Well, the time has come for me to provide some links for the various stuff you’ll need to prepare for this semester.
The first half of semester is especially intense. You’ll be reading a lot, so you need to get on top of the reading as soon as possible. The two books we’ll examine before midterm exams are the following:
- The Hacker Crackdown: Law and Disorder on the Electronic Frontier, by Bruce Sterling, is available in many formats (including PDF, RTF, Mobipocket, and other file formats — maybe even one compatiable with your phone?) at Manybooks.net.
If you’re getting together and printing a bunch of copies at a ë³µì‚¬ shop, I recommend using the RTF format, because there are some mistakes in the version available in PDF format.Also, if you are interested in the audiobook version, popular science fiction author Cory Doctorow (who is also one of the most famous bloggers in the world) has narrated the whole book and you can get it for free here (in both MP3 and Ogg Vorbis audio file formats.)Finally, as I noted, there was a Korean translation of this book publishedseveral years ago. I’ve never seen it, but Sterling has mentioned it at least once in an email to me. If you can find a copy, you might pick it up so that you can read through it in Korean first. However, I strongly recommend that if you do read it in Korean first, follow up with reading it in English, so that you have the vocabulary to follow and participate in our class discussions.
- Free Culture: How Big Media Uses Technology and the Law to Lock Down Culture and Control Creativity by Lawrence Lessig.

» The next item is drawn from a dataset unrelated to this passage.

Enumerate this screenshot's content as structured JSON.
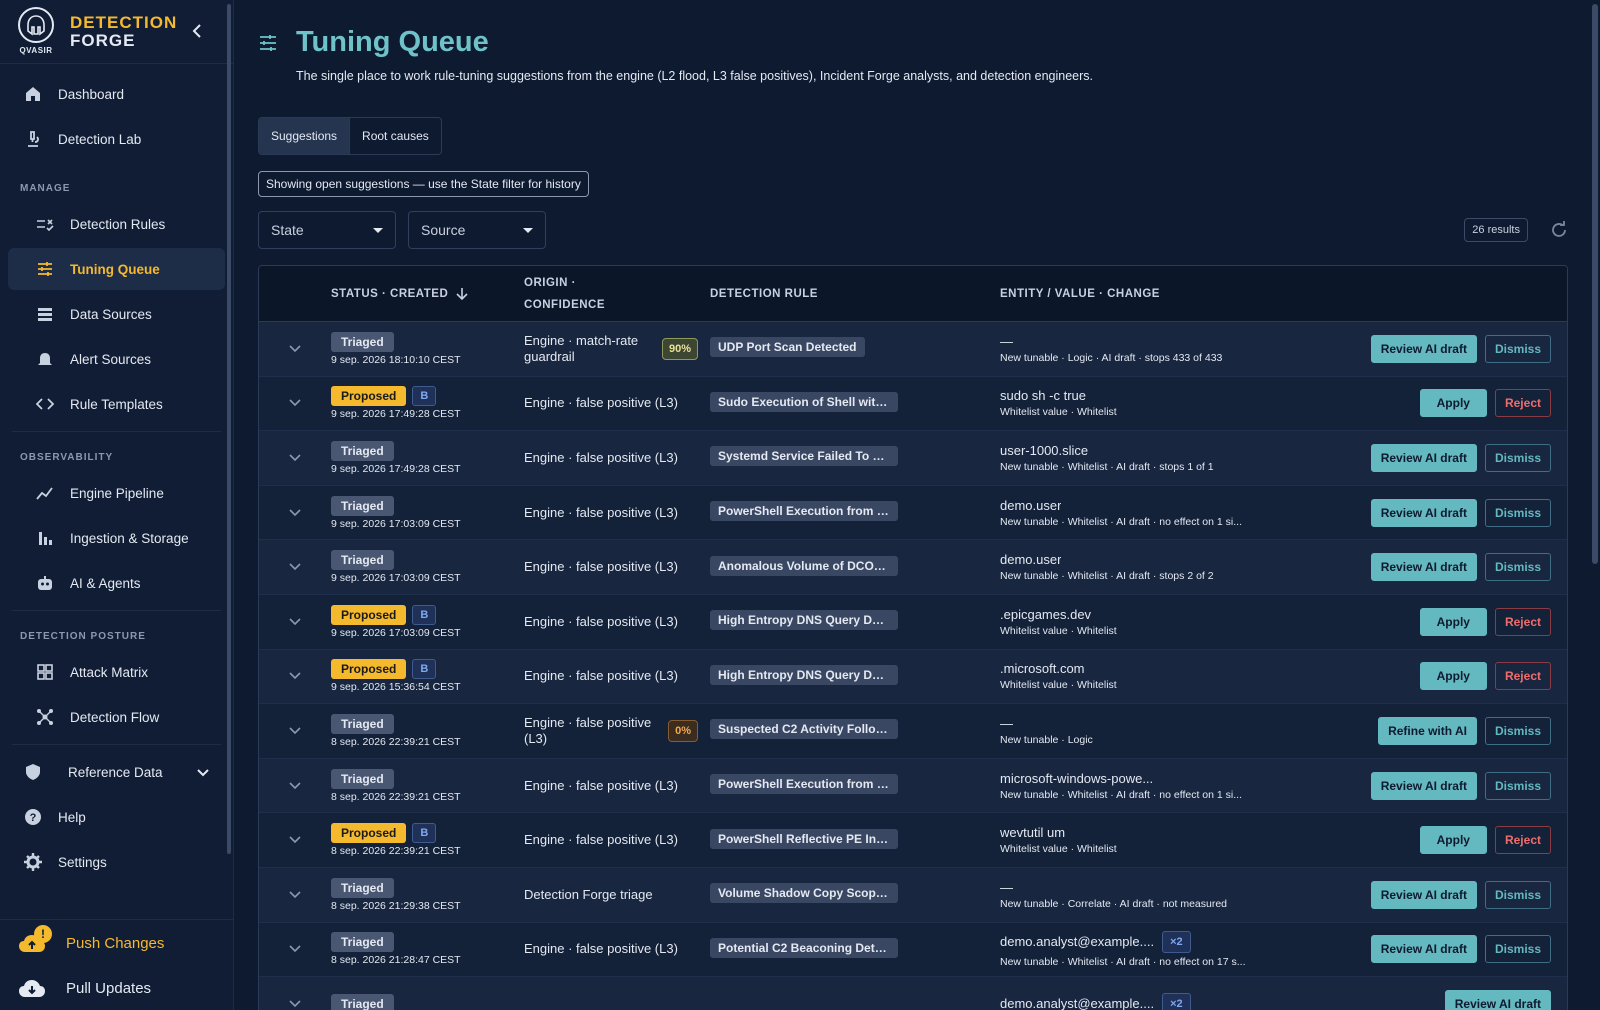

This book is also available at Manybooks.net in a wide variety of formats. You can download the MP3 by bittorrent or from one of these two audiobook versions (version 1, version 2). If you’re printing up copies at a ë³µì‚¬ shop, I recommend using the PDF version available at the book’s promotional site.You may also find this useful: it’s a flash slideshow/narration version of the lecture on which the book was based. In it, Lessig explains some of the ideas of the book very clearly and simply, with great illustrations. It’s not a replacement for reading the book, but it might give you a better idea what the man is writing about if you view the slideshow first.
Finally, I’ll mention the name of the book you’ll be buying for this class: it’s actually a 2-volume set of the omnibus editions of the graphic novel Love as a Foreign Language, by J. Torres and Eric Kim. The story is about an intercultural romance in Seoul, and it’s interesting, odd, and will be a good break from the heavy reading of the first half of the semester. The comic books will be in the bookstore sometime in the next few weeks. Here’s a copy of the cover of each volume:
I’ll let you know when these arrive at the bookstore. It should be a couple of weeks.
Please note that unlike the two other books for the course, the Torres/Kim comics are not legally available online. At least one student has asked me whether he can photocopy or download these comics instead of buying them. The short answer is:
These books were created by people who worked hard, and who have not decided to give their work away for free. When people do give their work away, as Bruce Sterling and Lawrence Lessig have done, that’s a wonderful thing. But when a creator decides not to do this, you should respect that choice and pay for their work. Otherwise, you’re not just stealing from them, but you’re also making it harder for them to keep working creatively.
If you went to a restaurant and asked, “Do you have any food for free?” you would probably be kicked out. This is no different, except that it takes many more hours to write a book or illustrate a comic book than it takes to cook a meal.
I know that copying textbooks is common in Korea, and that students expect it to be acceptable. I make every effort to find resources for you that are available online, for free, but will not tolerate illegal copying of books. If you come to class with an illegally copied book, I will ask you to leave, and not to come back until you have a legal copy. (If you want to understand why I will do this, you need to read the Lessig book all the way to the end. But just be warned: copying this comic book is not okay. Buy it, and be thankful the Sterling and the Lessig books are free.)
However, remember: it’s completely legal to copy the Sterling and the Lessig books linked above. Copy them as much as you like! As long as you’re not selling your copies for a profit, you’re following the law!
Anyway, for now, go ahead and start reading the introductory material and first section of The Hacker Crackdown.